Collected data:
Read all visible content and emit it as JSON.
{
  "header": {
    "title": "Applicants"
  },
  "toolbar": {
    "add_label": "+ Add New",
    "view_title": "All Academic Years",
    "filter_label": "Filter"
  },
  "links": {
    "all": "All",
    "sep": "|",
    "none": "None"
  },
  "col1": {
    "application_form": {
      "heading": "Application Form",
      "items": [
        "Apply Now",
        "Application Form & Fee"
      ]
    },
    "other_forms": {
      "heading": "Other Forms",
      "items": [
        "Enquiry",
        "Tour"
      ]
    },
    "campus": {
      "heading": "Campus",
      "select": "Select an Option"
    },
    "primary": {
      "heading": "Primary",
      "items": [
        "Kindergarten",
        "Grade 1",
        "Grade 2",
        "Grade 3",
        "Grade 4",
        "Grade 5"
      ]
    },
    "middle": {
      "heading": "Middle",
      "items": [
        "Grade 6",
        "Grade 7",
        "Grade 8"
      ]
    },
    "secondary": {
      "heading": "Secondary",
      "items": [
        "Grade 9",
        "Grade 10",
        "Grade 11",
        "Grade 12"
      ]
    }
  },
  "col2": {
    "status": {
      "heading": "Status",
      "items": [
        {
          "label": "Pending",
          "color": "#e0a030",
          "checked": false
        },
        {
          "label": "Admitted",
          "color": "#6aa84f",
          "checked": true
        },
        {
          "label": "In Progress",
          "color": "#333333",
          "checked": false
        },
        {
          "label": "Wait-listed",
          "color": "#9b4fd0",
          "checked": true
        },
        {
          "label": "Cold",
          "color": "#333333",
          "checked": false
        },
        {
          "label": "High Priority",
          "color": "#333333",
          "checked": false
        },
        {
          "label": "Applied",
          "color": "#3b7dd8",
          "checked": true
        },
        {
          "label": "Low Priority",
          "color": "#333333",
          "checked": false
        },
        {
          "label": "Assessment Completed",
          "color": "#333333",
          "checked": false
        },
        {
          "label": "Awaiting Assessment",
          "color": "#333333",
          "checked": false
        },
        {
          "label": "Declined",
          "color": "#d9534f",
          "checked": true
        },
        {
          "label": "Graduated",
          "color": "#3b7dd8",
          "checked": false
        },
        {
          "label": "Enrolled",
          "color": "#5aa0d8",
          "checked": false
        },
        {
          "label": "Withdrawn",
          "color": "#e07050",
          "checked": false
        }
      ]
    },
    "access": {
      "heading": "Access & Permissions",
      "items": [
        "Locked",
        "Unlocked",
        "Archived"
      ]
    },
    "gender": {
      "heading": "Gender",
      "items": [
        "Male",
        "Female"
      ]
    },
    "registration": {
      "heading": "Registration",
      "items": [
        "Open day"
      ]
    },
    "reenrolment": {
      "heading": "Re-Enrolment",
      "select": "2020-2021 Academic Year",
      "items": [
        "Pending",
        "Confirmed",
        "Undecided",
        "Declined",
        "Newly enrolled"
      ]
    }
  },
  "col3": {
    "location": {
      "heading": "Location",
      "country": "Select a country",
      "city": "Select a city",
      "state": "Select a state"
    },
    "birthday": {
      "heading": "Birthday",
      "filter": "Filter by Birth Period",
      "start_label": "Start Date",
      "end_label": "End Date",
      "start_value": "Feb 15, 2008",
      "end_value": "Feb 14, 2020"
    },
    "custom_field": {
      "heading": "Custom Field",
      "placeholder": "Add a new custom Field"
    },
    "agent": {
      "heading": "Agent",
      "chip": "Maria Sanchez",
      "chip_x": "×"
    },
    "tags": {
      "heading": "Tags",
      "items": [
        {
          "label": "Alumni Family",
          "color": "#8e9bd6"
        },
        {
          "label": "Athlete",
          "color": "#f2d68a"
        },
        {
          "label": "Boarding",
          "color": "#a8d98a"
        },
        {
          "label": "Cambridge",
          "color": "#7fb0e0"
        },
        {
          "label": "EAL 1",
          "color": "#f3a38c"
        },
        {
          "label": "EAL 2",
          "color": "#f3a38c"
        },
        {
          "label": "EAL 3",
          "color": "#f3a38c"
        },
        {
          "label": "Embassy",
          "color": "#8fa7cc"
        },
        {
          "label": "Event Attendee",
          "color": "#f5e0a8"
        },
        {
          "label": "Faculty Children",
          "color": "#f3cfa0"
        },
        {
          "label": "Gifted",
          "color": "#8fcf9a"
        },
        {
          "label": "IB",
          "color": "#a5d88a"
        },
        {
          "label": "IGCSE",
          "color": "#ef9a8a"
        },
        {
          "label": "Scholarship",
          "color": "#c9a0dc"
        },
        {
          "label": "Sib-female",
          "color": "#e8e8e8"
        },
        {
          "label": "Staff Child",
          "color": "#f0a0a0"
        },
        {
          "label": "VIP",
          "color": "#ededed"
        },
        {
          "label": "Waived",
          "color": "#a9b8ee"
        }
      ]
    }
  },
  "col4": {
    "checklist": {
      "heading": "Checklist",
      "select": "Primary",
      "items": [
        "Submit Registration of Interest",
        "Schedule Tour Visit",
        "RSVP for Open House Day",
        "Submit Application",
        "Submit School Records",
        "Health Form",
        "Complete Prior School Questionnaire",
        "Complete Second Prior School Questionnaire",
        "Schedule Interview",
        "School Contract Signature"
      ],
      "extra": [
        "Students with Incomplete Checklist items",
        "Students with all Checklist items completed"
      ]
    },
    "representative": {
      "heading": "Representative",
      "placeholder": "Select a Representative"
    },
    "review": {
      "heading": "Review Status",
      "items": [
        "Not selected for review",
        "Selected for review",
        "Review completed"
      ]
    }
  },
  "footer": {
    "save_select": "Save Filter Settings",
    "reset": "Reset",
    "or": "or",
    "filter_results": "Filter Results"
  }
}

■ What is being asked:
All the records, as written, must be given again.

■ Exercise output:
Read all visible content and emit it as JSON.
{
  "header": {
    "title": "Applicants"
  },
  "toolbar": {
    "add_label": "+ Add New",
    "view_title": "All Academic Years",
    "filter_label": "Filter"
  },
  "links": {
    "all": "All",
    "sep": "|",
    "none": "None"
  },
  "col1": {
    "application_form": {
      "heading": "Application Form",
      "items": [
        "Apply Now",
        "Application Form & Fee"
      ]
    },
    "other_forms": {
      "heading": "Other Forms",
      "items": [
        "Enquiry",
        "Tour"
      ]
    },
    "campus": {
      "heading": "Campus",
      "select": "Select an Option"
    },
    "primary": {
      "heading": "Primary",
      "items": [
        "Kindergarten",
        "Grade 1",
        "Grade 2",
        "Grade 3",
        "Grade 4",
        "Grade 5"
      ]
    },
    "middle": {
      "heading": "Middle",
      "items": [
        "Grade 6",
        "Grade 7",
        "Grade 8"
      ]
    },
    "secondary": {
      "heading": "Secondary",
      "items": [
        "Grade 9",
        "Grade 10",
        "Grade 11",
        "Grade 12"
      ]
    }
  },
  "col2": {
    "status": {
      "heading": "Status",
      "items": [
        {
          "label": "Pending",
          "color": "#e0a030",
          "checked": false
        },
        {
          "label": "Admitted",
          "color": "#6aa84f",
          "checked": true
        },
        {
          "label": "In Progress",
          "color": "#333333",
          "checked": false
        },
        {
          "label": "Wait-listed",
          "color": "#9b4fd0",
          "checked": true
        },
        {
          "label": "Cold",
          "color": "#333333",
          "checked": false
        },
        {
          "label": "High Priority",
          "color": "#333333",
          "checked": false
        },
        {
          "label": "Applied",
          "color": "#3b7dd8",
          "checked": true
        },
        {
          "label": "Low Priority",
          "color": "#333333",
          "checked": false
        },
        {
          "label": "Assessment Completed",
          "color": "#333333",
          "checked": false
        },
        {
          "label": "Awaiting Assessment",
          "color": "#333333",
          "checked": false
        },
        {
          "label": "Declined",
          "color": "#d9534f",
          "checked": true
        },
        {
          "label": "Graduated",
          "color": "#3b7dd8",
          "checked": false
        },
        {
          "label": "Enrolled",
          "color": "#5aa0d8",
          "checked": false
        },
        {
          "label": "Withdrawn",
          "color": "#e07050",
          "checked": false
        }
      ]
    },
    "access": {
      "heading": "Access & Permissions",
      "items": [
        "Locked",
        "Unlocked",
        "Archived"
      ]
    },
    "gender": {
      "heading": "Gender",
      "items": [
        "Male",
        "Female"
      ]
    },
    "registration": {
      "heading": "Registration",
      "items": [
        "Open day"
      ]
    },
    "reenrolment": {
      "heading": "Re-Enrolment",
      "select": "2020-2021 Academic Year",
      "items": [
        "Pending",
        "Confirmed",
        "Undecided",
        "Declined",
        "Newly enrolled"
      ]
    }
  },
  "col3": {
    "location": {
      "heading": "Location",
      "country": "Select a country",
      "city": "Select a city",
      "state": "Select a state"
    },
    "birthday": {
      "heading": "Birthday",
      "filter": "Filter by Birth Period",
      "start_label": "Start Date",
      "end_label": "End Date",
      "start_value": "Feb 15, 2008",
      "end_value": "Feb 14, 2020"
    },
    "custom_field": {
      "heading": "Custom Field",
      "placeholder": "Add a new custom Field"
    },
    "agent": {
      "heading": "Agent",
      "chip": "Maria Sanchez",
      "chip_x": "×"
    },
    "tags": {
      "heading": "Tags",
      "items": [
        {
          "label": "Alumni Family",
          "color": "#8e9bd6"
        },
        {
          "label": "Athlete",
          "color": "#f2d68a"
        },
        {
          "label": "Boarding",
          "color": "#a8d98a"
        },
        {
          "label": "Cambridge",
          "color": "#7fb0e0"
        },
        {
          "label": "EAL 1",
          "color": "#f3a38c"
        },
        {
          "label": "EAL 2",
          "color": "#f3a38c"
        },
        {
          "label": "EAL 3",
          "color": "#f3a38c"
        },
        {
          "label": "Embassy",
          "color": "#8fa7cc"
        },
        {
          "label": "Event Attendee",
          "color": "#f5e0a8"
        },
        {
          "label": "Faculty Children",
          "color": "#f3cfa0"
        },
        {
          "label": "Gifted",
          "color": "#8fcf9a"
        },
        {
          "label": "IB",
          "color": "#a5d88a"
        },
        {
          "label": "IGCSE",
          "color": "#ef9a8a"
        },
        {
          "label": "Scholarship",
          "color": "#c9a0dc"
        },
        {
          "label": "Sib-female",
          "color": "#e8e8e8"
        },
        {
          "label": "Staff Child",
          "color": "#f0a0a0"
        },
        {
          "label": "VIP",
          "color": "#ededed"
        },
        {
          "label": "Waived",
          "color": "#a9b8ee"
        }
      ]
    }
  },
  "col4": {
    "checklist": {
      "heading": "Checklist",
      "select": "Primary",
      "items": [
        "Submit Registration of Interest",
        "Schedule Tour Visit",
        "RSVP for Open House Day",
        "Submit Application",
        "Submit School Records",
        "Health Form",
        "Complete Prior School Questionnaire",
        "Complete Second Prior School Questionnaire",
        "Schedule Interview",
        "School Contract Signature"
      ],
      "extra": [
        "Students with Incomplete Checklist items",
        "Students with all Checklist items completed"
      ]
    },
    "representative": {
      "heading": "Representative",
      "placeholder": "Select a Representative"
    },
    "review": {
      "heading": "Review Status",
      "items": [
        "Not selected for review",
        "Selected for review",
        "Review completed"
      ]
    }
  },
  "footer": {
    "save_select": "Save Filter Settings",
    "reset": "Reset",
    "or": "or",
    "filter_results": "Filter Results"
  }
}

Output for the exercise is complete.